Since the Nationals only bought out Morse’s remaining arbitration-eligible seasons, the contract does not significantly change the relationship between the team and Morse. Morse’s deal should also have little-to-no effect on the status of the Nationals’ pursuit of Prince Fielder.

That does not minimize the accomplishment for Morse, whose late-20s rise earned him considerable financial security. When the Nationals traded light-hitting outfielder Ryan Langerhans to the Seattle Mariners for Morse in the middle of the 2009 season, they couldn’t have envisioned what Morse would become.

After struggling with injuries and lack of opportunity for most of his career, Morse blossomed in Washington. Morse, who will turn 30 in March, received only 55 big-league plate appearances in 2009. He closed the 2010 season on a tear and then forced his way into playing every day last year. He hit 31 homers with a .360 on-base percentage and a .550 slugging percentage in 2011, emerging as one of the top sluggers in the National League.

The quirky slugger also emerged as a fan favorite, for both his towering home runs and his trademarks — his “Beast Mode” T-shirt, his high-knee flex at the plate, his “Take On Me” warmup music. He usually selects the music in the Nationals’ clubhouse.

Morse started last year as the Nationals’ left fielder but played the majority of 2011 at first base, taking over for Adam LaRoche after LaRoche underwent shoulder surgery. With LaRoche returning this season, the Nationals plan to move Morse back to left field to start the year.

The Nationals have made it a point to find a spot for Morse, but even with his new contract that doesn’t mean the spot will be permanent.
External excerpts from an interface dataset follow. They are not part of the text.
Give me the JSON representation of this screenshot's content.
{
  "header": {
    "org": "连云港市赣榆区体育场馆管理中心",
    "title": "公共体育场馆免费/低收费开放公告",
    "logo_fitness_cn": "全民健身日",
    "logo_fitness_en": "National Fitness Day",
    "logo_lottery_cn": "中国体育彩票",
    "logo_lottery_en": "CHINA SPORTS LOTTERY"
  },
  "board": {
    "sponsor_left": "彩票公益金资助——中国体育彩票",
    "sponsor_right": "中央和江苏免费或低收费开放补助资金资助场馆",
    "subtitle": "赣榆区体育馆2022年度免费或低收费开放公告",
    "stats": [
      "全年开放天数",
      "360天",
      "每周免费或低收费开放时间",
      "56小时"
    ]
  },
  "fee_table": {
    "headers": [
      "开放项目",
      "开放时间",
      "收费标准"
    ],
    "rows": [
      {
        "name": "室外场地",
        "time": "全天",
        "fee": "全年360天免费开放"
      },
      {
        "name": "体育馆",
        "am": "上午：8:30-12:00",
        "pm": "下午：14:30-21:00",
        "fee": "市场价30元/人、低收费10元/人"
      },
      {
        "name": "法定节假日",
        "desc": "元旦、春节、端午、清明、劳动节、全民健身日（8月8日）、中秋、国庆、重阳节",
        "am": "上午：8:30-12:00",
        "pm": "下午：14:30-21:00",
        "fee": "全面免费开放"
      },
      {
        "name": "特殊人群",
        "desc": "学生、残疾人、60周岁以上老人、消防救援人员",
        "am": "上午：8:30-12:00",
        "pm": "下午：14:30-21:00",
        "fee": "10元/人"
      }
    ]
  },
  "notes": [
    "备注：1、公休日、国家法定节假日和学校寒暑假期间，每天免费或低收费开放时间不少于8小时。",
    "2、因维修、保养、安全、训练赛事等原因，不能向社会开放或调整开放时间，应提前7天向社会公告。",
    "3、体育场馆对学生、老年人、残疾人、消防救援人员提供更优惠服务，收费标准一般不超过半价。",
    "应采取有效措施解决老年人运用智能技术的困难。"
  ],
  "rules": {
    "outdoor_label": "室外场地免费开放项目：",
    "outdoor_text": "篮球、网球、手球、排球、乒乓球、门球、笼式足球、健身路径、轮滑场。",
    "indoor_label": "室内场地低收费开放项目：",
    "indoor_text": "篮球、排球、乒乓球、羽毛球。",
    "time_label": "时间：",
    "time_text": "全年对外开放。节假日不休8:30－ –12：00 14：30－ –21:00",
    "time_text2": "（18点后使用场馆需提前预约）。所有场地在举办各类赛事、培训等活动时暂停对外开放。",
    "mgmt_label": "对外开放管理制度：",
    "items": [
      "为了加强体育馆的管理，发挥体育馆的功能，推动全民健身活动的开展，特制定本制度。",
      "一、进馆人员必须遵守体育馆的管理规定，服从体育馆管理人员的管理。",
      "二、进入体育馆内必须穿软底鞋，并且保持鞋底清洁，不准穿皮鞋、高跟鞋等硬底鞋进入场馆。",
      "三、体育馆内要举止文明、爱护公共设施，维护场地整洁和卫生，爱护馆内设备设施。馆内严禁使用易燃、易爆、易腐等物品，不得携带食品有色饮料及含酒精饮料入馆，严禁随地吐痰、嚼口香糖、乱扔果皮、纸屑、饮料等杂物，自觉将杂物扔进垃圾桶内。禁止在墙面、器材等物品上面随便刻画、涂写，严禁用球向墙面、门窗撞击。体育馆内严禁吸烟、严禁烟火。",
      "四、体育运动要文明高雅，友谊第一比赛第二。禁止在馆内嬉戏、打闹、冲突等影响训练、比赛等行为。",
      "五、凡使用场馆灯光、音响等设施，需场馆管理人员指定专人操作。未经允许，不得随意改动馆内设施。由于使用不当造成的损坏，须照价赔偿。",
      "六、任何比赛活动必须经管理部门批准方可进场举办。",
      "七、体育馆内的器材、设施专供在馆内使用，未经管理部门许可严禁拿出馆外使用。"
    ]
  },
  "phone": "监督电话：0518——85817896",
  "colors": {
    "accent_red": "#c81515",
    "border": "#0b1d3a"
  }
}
The Nationals have had slow-moving discussions with Fielder, one of the best hitters in the game. They could also find themselves flush with outfielders after 2012, when they will have Bryce Harper, Jayson Werth and, they hope, a long-term solution in center field.

General Manager Mike Rizzo has called Morse a piece of the team’s foundation, and now they have him under a cost-controlled deal for two years. He could play first base in 2013, once LaRoche’s contract lapses. But, if their roster construction unfolds in a certain direction, he could also become a valuable trade chip.

The Nationals and Morse filed salary arbitration figures Tuesday, with Morse requesting a $5 million salary for 2012 and the Nationals countering with $3.5 million. It turned out the sides had agreed to the multiyear deal, and they filed figures as a formality while Morse underwent a physical.

General Manager Mike Rizzo did not return a request for comment.